- **DIRECTIONS FOR THIS TASK**
Check the entries below for lines with "JSON"; report only how many there are.

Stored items
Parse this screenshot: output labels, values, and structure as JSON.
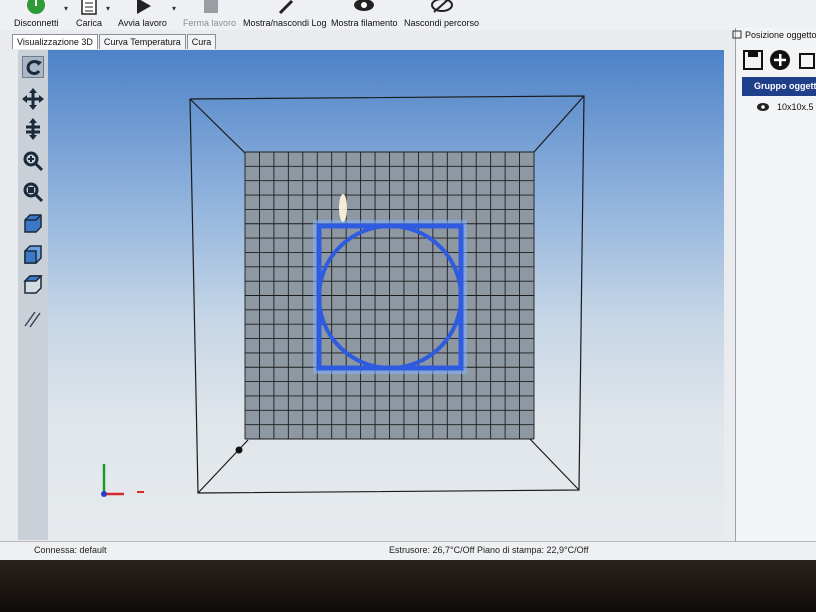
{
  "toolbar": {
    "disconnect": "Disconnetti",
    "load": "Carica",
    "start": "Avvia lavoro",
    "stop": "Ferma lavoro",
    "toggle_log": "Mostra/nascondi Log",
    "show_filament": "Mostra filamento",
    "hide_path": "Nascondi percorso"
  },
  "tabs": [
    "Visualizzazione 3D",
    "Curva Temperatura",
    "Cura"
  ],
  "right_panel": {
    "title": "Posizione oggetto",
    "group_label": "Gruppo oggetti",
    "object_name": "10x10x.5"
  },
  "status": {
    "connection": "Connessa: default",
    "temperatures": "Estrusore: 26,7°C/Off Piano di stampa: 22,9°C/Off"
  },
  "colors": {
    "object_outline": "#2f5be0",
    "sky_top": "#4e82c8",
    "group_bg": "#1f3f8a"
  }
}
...
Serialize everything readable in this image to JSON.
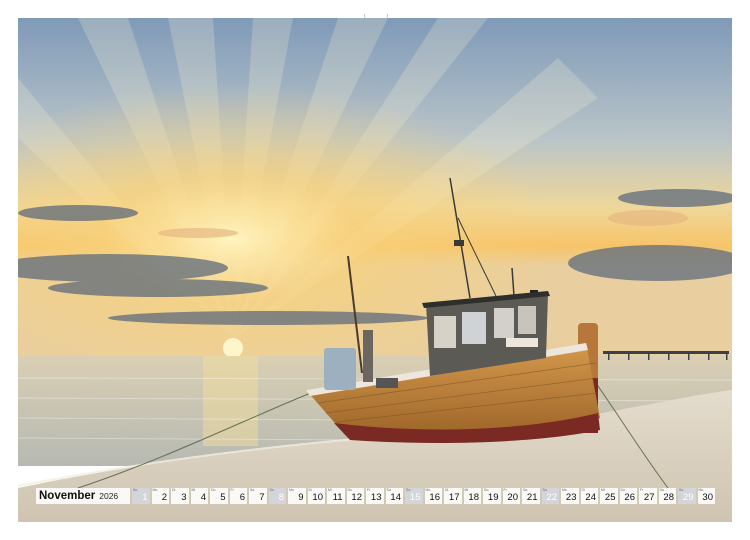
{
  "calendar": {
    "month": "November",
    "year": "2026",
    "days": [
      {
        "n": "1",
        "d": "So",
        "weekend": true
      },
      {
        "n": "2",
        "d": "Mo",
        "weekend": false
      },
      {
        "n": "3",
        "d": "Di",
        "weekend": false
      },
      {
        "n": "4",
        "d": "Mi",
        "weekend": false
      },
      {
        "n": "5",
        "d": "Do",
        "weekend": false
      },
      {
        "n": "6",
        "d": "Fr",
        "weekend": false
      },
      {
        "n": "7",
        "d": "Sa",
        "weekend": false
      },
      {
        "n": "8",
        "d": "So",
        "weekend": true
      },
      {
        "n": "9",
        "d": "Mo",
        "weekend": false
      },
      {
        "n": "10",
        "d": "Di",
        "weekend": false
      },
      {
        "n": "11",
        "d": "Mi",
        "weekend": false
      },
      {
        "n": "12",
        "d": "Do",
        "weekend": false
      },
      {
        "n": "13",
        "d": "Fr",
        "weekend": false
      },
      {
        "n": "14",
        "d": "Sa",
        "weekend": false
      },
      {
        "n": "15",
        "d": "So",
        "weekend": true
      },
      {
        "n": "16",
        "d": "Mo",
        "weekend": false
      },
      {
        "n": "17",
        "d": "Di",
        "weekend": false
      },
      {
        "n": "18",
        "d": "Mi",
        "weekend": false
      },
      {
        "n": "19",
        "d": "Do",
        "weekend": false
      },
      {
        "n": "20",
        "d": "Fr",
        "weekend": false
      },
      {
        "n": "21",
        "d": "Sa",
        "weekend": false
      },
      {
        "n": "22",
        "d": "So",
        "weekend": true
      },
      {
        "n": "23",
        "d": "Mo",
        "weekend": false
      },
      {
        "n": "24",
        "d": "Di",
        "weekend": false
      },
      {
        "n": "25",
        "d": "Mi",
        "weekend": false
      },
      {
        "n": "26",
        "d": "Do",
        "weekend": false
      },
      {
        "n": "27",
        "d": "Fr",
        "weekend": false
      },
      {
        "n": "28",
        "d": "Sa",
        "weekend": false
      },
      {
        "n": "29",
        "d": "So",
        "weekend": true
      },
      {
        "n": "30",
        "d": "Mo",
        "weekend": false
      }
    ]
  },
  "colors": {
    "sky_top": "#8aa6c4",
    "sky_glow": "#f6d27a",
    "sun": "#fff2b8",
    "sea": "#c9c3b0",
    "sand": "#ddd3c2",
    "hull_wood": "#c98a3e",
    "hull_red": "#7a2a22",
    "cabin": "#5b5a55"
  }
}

- **YOUR SOLUTION**
2